Directions: Collect each line of the entries that holds the string "SUPPLY".

*** Opening Source information ***

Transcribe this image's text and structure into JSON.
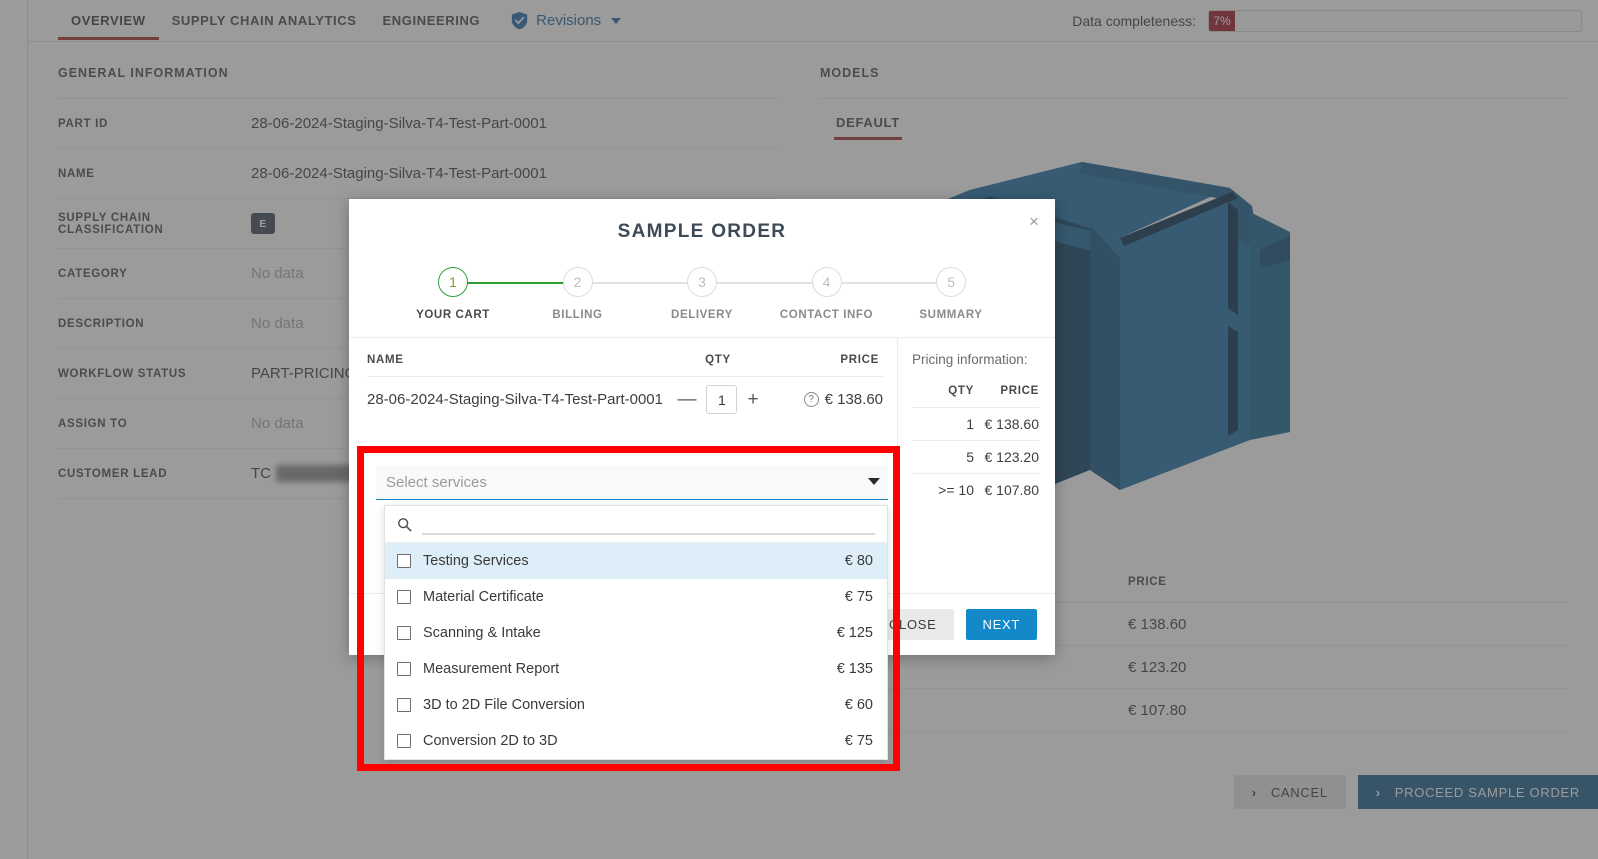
{
  "topbar": {
    "tabs": [
      {
        "label": "OVERVIEW",
        "active": true
      },
      {
        "label": "SUPPLY CHAIN ANALYTICS",
        "active": false
      },
      {
        "label": "ENGINEERING",
        "active": false
      }
    ],
    "revisions_label": "Revisions",
    "completeness_label": "Data completeness:",
    "completeness_value": "7%",
    "accent_red": "#a22f2f",
    "progress_color": "#9e1b28"
  },
  "general": {
    "title": "GENERAL INFORMATION",
    "fields": [
      {
        "label": "PART ID",
        "value": "28-06-2024-Staging-Silva-T4-Test-Part-0001",
        "empty": false
      },
      {
        "label": "NAME",
        "value": "28-06-2024-Staging-Silva-T4-Test-Part-0001",
        "empty": false
      },
      {
        "label": "SUPPLY CHAIN CLASSIFICATION",
        "value": "E",
        "empty": false
      },
      {
        "label": "CATEGORY",
        "value": "No data",
        "empty": true
      },
      {
        "label": "DESCRIPTION",
        "value": "No data",
        "empty": true
      },
      {
        "label": "WORKFLOW STATUS",
        "value": "PART-PRICING-I",
        "empty": false
      },
      {
        "label": "ASSIGN TO",
        "value": "No data",
        "empty": true
      },
      {
        "label": "CUSTOMER LEAD",
        "value": "TC",
        "empty": false
      }
    ]
  },
  "models": {
    "title": "MODELS",
    "tabs": [
      {
        "label": "DEFAULT",
        "active": true
      }
    ],
    "model_color_light": "#1b6ea3",
    "model_color_dark": "#0b3f63"
  },
  "bg_table": {
    "headers": {
      "qty": "",
      "price": "PRICE"
    },
    "rows": [
      {
        "qty": "",
        "price": "€ 138.60"
      },
      {
        "qty": "",
        "price": "€ 123.20"
      },
      {
        "qty": "",
        "price": "€ 107.80"
      }
    ]
  },
  "bottom_actions": {
    "cancel": "CANCEL",
    "proceed": "PROCEED SAMPLE ORDER",
    "chevron": "›"
  },
  "modal": {
    "title": "SAMPLE ORDER",
    "close_icon": "×",
    "steps": [
      {
        "num": "1",
        "label": "YOUR CART",
        "done": true
      },
      {
        "num": "2",
        "label": "BILLING",
        "done": false
      },
      {
        "num": "3",
        "label": "DELIVERY",
        "done": false
      },
      {
        "num": "4",
        "label": "CONTACT INFO",
        "done": false
      },
      {
        "num": "5",
        "label": "SUMMARY",
        "done": false
      }
    ],
    "cart": {
      "headers": {
        "name": "NAME",
        "qty": "QTY",
        "price": "PRICE"
      },
      "row": {
        "name": "28-06-2024-Staging-Silva-T4-Test-Part-0001",
        "minus": "—",
        "qty": "1",
        "plus": "+",
        "help": "?",
        "price": "€ 138.60"
      }
    },
    "pricing": {
      "label": "Pricing information:",
      "headers": {
        "qty": "QTY",
        "price": "PRICE"
      },
      "rows": [
        {
          "qty": "1",
          "price": "€ 138.60"
        },
        {
          "qty": "5",
          "price": "€ 123.20"
        },
        {
          "qty": ">= 10",
          "price": "€ 107.80"
        }
      ]
    },
    "footer": {
      "close": "CLOSE",
      "next": "NEXT",
      "next_color": "#1389ca"
    }
  },
  "services_select": {
    "placeholder": "Select services",
    "search_value": "",
    "items": [
      {
        "name": "Testing Services",
        "price": "€ 80",
        "checked": false,
        "highlighted": true
      },
      {
        "name": "Material Certificate",
        "price": "€ 75",
        "checked": false,
        "highlighted": false
      },
      {
        "name": "Scanning & Intake",
        "price": "€ 125",
        "checked": false,
        "highlighted": false
      },
      {
        "name": "Measurement Report",
        "price": "€ 135",
        "checked": false,
        "highlighted": false
      },
      {
        "name": "3D to 2D File Conversion",
        "price": "€ 60",
        "checked": false,
        "highlighted": false
      },
      {
        "name": "Conversion 2D to 3D",
        "price": "€ 75",
        "checked": false,
        "highlighted": false
      }
    ]
  },
  "annotation": {
    "color": "#ff0000"
  }
}
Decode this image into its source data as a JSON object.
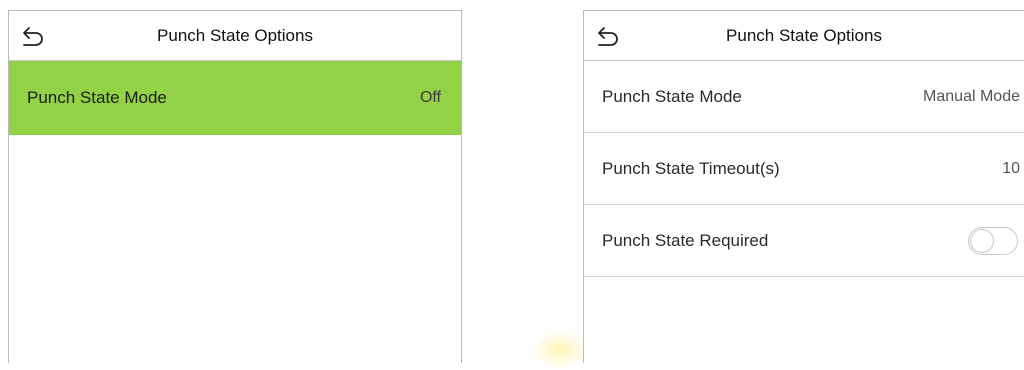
{
  "left_screen": {
    "title": "Punch State Options",
    "rows": [
      {
        "label": "Punch State Mode",
        "value": "Off",
        "selected": true
      }
    ]
  },
  "right_screen": {
    "title": "Punch State Options",
    "rows": [
      {
        "label": "Punch State Mode",
        "value": "Manual Mode"
      },
      {
        "label": "Punch State Timeout(s)",
        "value": "10"
      },
      {
        "label": "Punch State Required",
        "toggle": "off"
      }
    ]
  },
  "colors": {
    "selected_row": "#93d146",
    "border": "#b9b9b9"
  },
  "icons": {
    "back": "back-arrow-icon",
    "toggle": "toggle-switch-icon"
  }
}
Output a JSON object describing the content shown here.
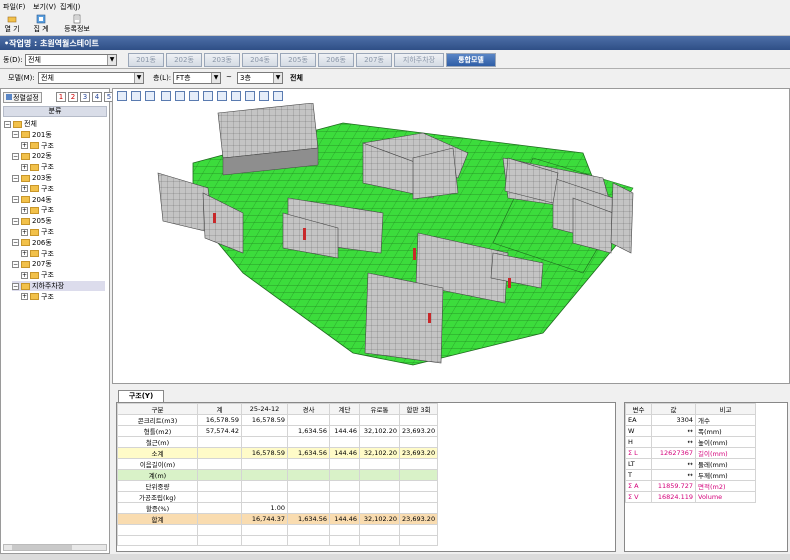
{
  "menu": [
    "파일(F)",
    "보기(V)",
    "집계(J)"
  ],
  "toolbar": {
    "open": "열 기",
    "aggregate": "집 계",
    "register": "등록정보"
  },
  "work_title": "•작업명 : 초원역월스테이트",
  "building_label": "동(D):",
  "building_value": "전체",
  "tabs": [
    "201동",
    "202동",
    "203동",
    "204동",
    "205동",
    "206동",
    "207동",
    "지하주차장",
    "통합모델"
  ],
  "active_tab_index": 8,
  "model_label": "모델(M):",
  "model_value": "전체",
  "floor_label": "층(L):",
  "floor_from": "FT층",
  "floor_tilde": "~",
  "floor_to": "3층",
  "floor_all": "전체",
  "left": {
    "sort_button": "정렬설정",
    "num_buttons": [
      "1",
      "2",
      "3",
      "4",
      "5"
    ],
    "tree_header": "분류",
    "root": "전체",
    "items": [
      {
        "label": "201동",
        "child": "구조"
      },
      {
        "label": "202동",
        "child": "구조"
      },
      {
        "label": "203동",
        "child": "구조"
      },
      {
        "label": "204동",
        "child": "구조"
      },
      {
        "label": "205동",
        "child": "구조"
      },
      {
        "label": "206동",
        "child": "구조"
      },
      {
        "label": "207동",
        "child": "구조"
      },
      {
        "label": "지하주차장",
        "child": "구조"
      }
    ]
  },
  "bottom_tab": "구조(Y)",
  "table": {
    "headers": [
      "구분",
      "계",
      "25-24-12",
      "경사",
      "계단",
      "유로통",
      "합판 3회"
    ],
    "rows": [
      {
        "type": "",
        "cells": [
          "콘크리트(m3)",
          "16,578.59",
          "16,578.59",
          "",
          "",
          "",
          ""
        ]
      },
      {
        "type": "",
        "cells": [
          "형틀(m2)",
          "57,574.42",
          "",
          "1,634.56",
          "144.46",
          "32,102.20",
          "23,693.20"
        ]
      },
      {
        "type": "",
        "cells": [
          "철근(m)",
          "",
          "",
          "",
          "",
          "",
          ""
        ]
      },
      {
        "type": "yel",
        "cells": [
          "소계",
          "",
          "16,578.59",
          "1,634.56",
          "144.46",
          "32,102.20",
          "23,693.20"
        ]
      },
      {
        "type": "",
        "cells": [
          "이음길이(m)",
          "",
          "",
          "",
          "",
          "",
          ""
        ]
      },
      {
        "type": "grn",
        "cells": [
          "계(m)",
          "",
          "",
          "",
          "",
          "",
          ""
        ]
      },
      {
        "type": "",
        "cells": [
          "단위중량",
          "",
          "",
          "",
          "",
          "",
          ""
        ]
      },
      {
        "type": "",
        "cells": [
          "가공조립(kg)",
          "",
          "",
          "",
          "",
          "",
          ""
        ]
      },
      {
        "type": "",
        "cells": [
          "할증(%)",
          "",
          "1.00",
          "",
          "",
          "",
          ""
        ]
      },
      {
        "type": "org",
        "cells": [
          "합계",
          "",
          "16,744.37",
          "1,634.56",
          "144.46",
          "32,102.20",
          "23,693.20"
        ]
      }
    ]
  },
  "right_table": {
    "headers": [
      "변수",
      "값",
      "비고"
    ],
    "rows": [
      {
        "pink": false,
        "cells": [
          "EA",
          "3304",
          "개수"
        ]
      },
      {
        "pink": false,
        "cells": [
          "W",
          "↔",
          "폭(mm)"
        ]
      },
      {
        "pink": false,
        "cells": [
          "H",
          "↔",
          "높이(mm)"
        ]
      },
      {
        "pink": true,
        "cells": [
          "Σ L",
          "12627367",
          "길이(mm)"
        ]
      },
      {
        "pink": false,
        "cells": [
          "LT",
          "↔",
          "둘레(mm)"
        ]
      },
      {
        "pink": false,
        "cells": [
          "T",
          "↔",
          "두께(mm)"
        ]
      },
      {
        "pink": true,
        "cells": [
          "Σ A",
          "11859.727",
          "면적(m2)"
        ]
      },
      {
        "pink": true,
        "cells": [
          "Σ V",
          "16824.119",
          "Volume"
        ]
      }
    ]
  },
  "colors": {
    "slab": "#3cdc3c",
    "building": "#c0c0c0",
    "accent": "#2f5ea6"
  }
}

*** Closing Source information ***

Response area:
        "label": "SUPPLY CHAIN ANALYTICS",
        "label": "SUPPLY CHAIN CLASSIFICATION",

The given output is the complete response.